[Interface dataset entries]
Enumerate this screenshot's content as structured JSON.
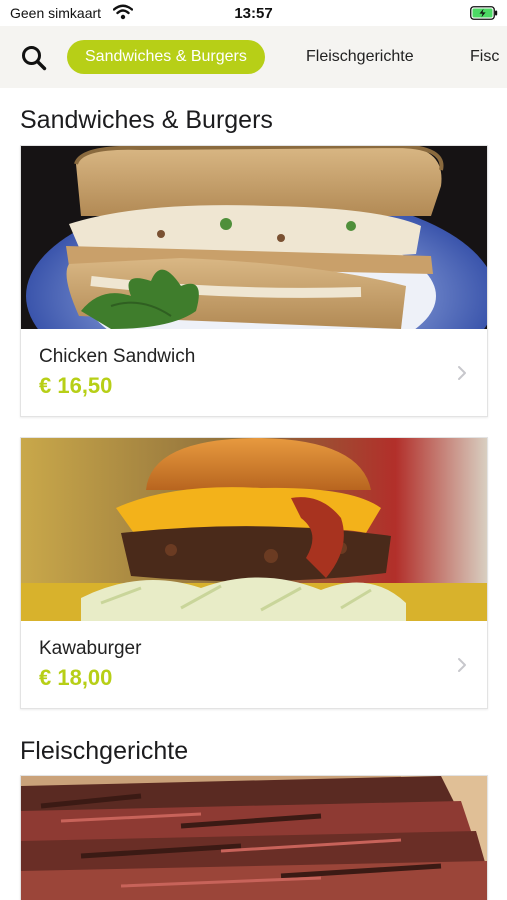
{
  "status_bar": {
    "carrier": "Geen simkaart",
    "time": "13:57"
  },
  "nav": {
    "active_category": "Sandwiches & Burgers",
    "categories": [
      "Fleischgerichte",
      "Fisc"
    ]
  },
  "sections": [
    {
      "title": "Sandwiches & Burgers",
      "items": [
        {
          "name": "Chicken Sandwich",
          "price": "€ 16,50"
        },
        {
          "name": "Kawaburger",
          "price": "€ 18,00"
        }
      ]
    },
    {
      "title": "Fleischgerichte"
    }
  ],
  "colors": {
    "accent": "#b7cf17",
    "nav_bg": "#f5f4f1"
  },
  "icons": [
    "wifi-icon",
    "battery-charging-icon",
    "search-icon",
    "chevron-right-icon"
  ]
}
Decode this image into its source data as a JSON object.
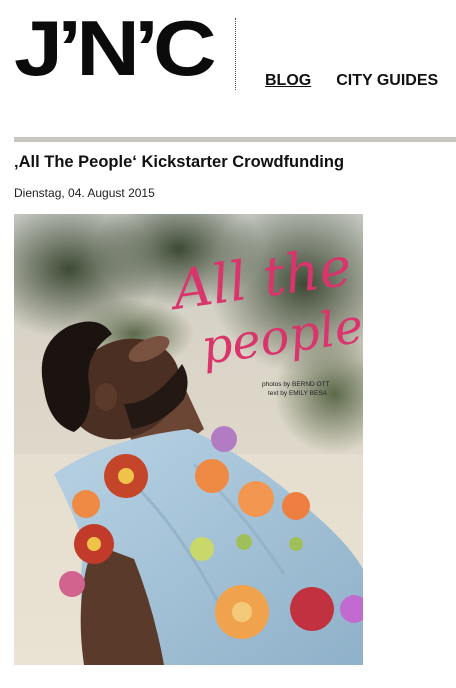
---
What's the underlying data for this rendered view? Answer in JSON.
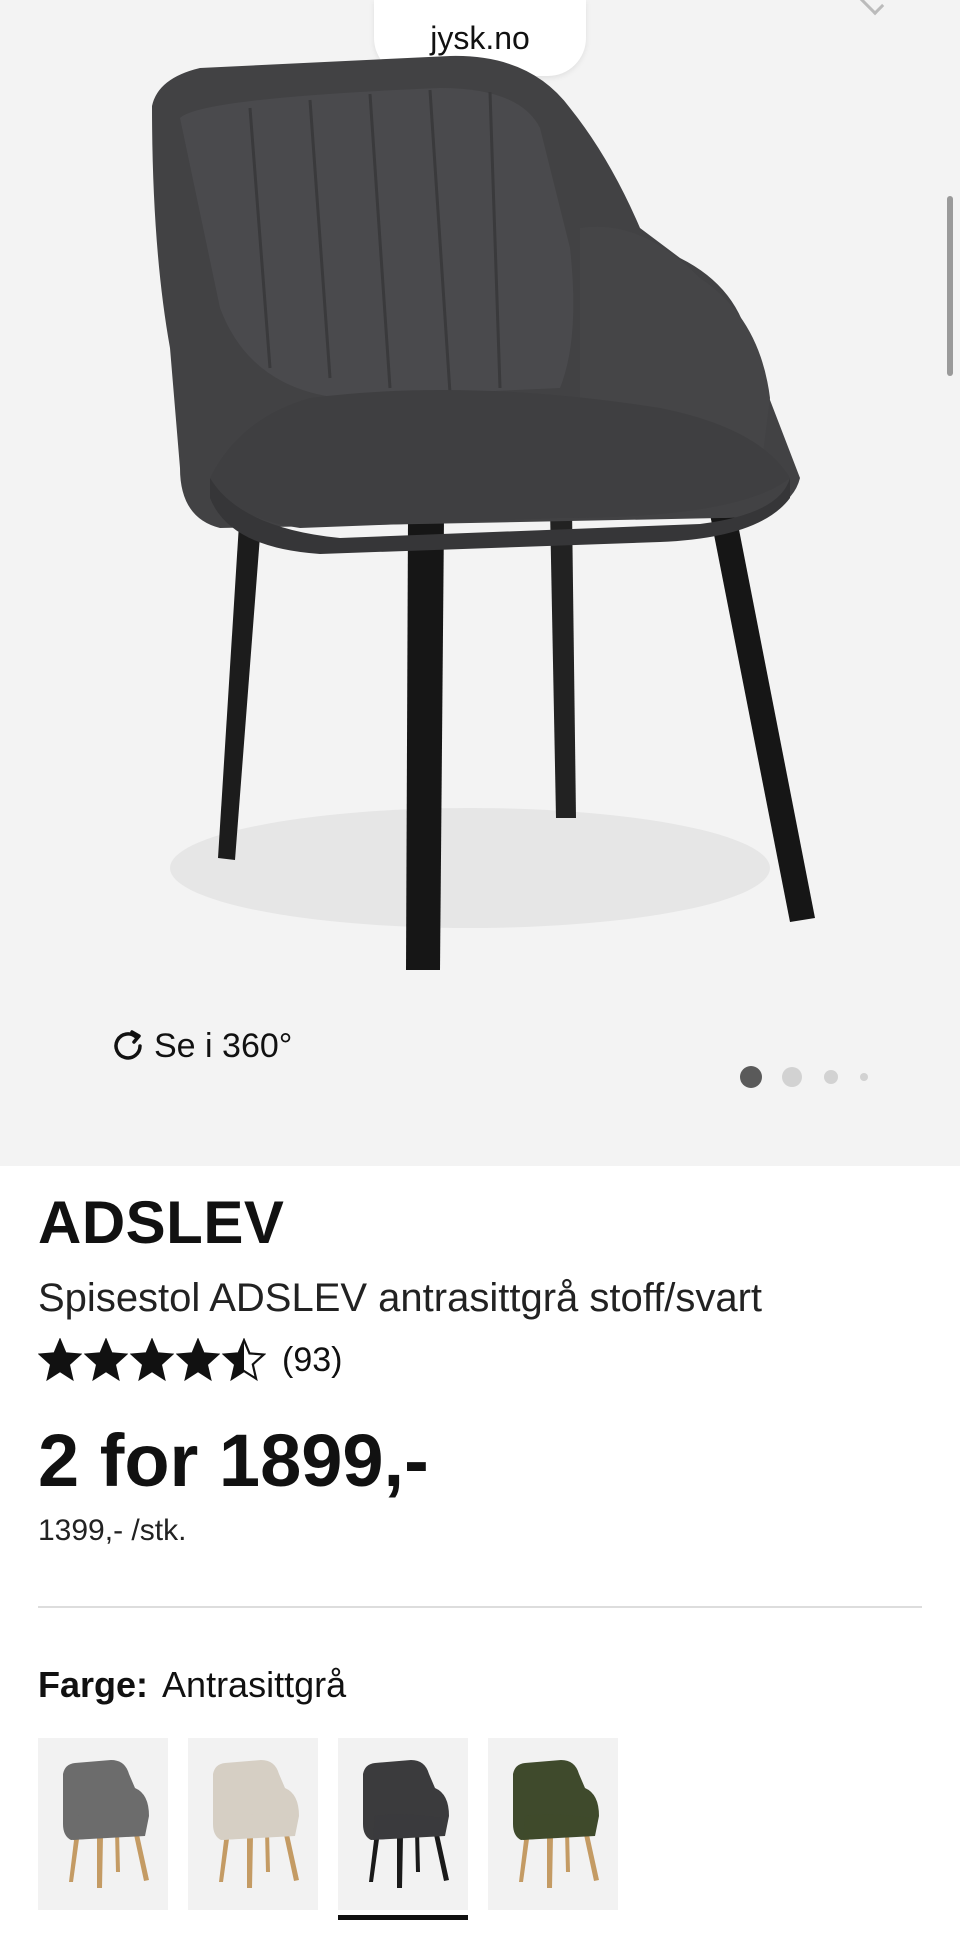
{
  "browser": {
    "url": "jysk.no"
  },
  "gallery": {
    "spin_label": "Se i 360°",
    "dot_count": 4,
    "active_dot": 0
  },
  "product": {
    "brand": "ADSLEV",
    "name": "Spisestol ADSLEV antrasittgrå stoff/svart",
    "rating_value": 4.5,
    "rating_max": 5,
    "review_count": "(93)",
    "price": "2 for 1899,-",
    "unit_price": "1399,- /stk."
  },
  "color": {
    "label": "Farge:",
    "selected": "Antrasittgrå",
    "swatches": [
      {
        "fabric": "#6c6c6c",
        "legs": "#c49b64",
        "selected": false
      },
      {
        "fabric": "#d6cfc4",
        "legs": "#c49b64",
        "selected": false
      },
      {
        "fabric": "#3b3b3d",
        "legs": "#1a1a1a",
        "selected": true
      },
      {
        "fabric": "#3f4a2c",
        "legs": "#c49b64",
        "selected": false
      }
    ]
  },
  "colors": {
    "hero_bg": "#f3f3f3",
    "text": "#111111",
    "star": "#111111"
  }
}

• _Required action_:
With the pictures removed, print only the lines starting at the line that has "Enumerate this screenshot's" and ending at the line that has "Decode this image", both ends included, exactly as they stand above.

• _Task result_:
Enumerate this screenshot's content as structured JSON.
{
  "status_bar": {
    "carrier": "Geen simkaart",
    "time": "13:57"
  },
  "nav": {
    "active_category": "Sandwiches & Burgers",
    "categories": [
      "Fleischgerichte",
      "Fisc"
    ]
  },
  "sections": [
    {
      "title": "Sandwiches & Burgers",
      "items": [
        {
          "name": "Chicken Sandwich",
          "price": "€ 16,50"
        },
        {
          "name": "Kawaburger",
          "price": "€ 18,00"
        }
      ]
    },
    {
      "title": "Fleischgerichte"
    }
  ],
  "colors": {
    "accent": "#b7cf17",
    "nav_bg": "#f5f4f1"
  },
  "icons": [
    "wifi-icon",
    "battery-charging-icon",
    "search-icon",
    "chevron-right-icon"
  ]
}
Decode this image into its source data as a JSON object.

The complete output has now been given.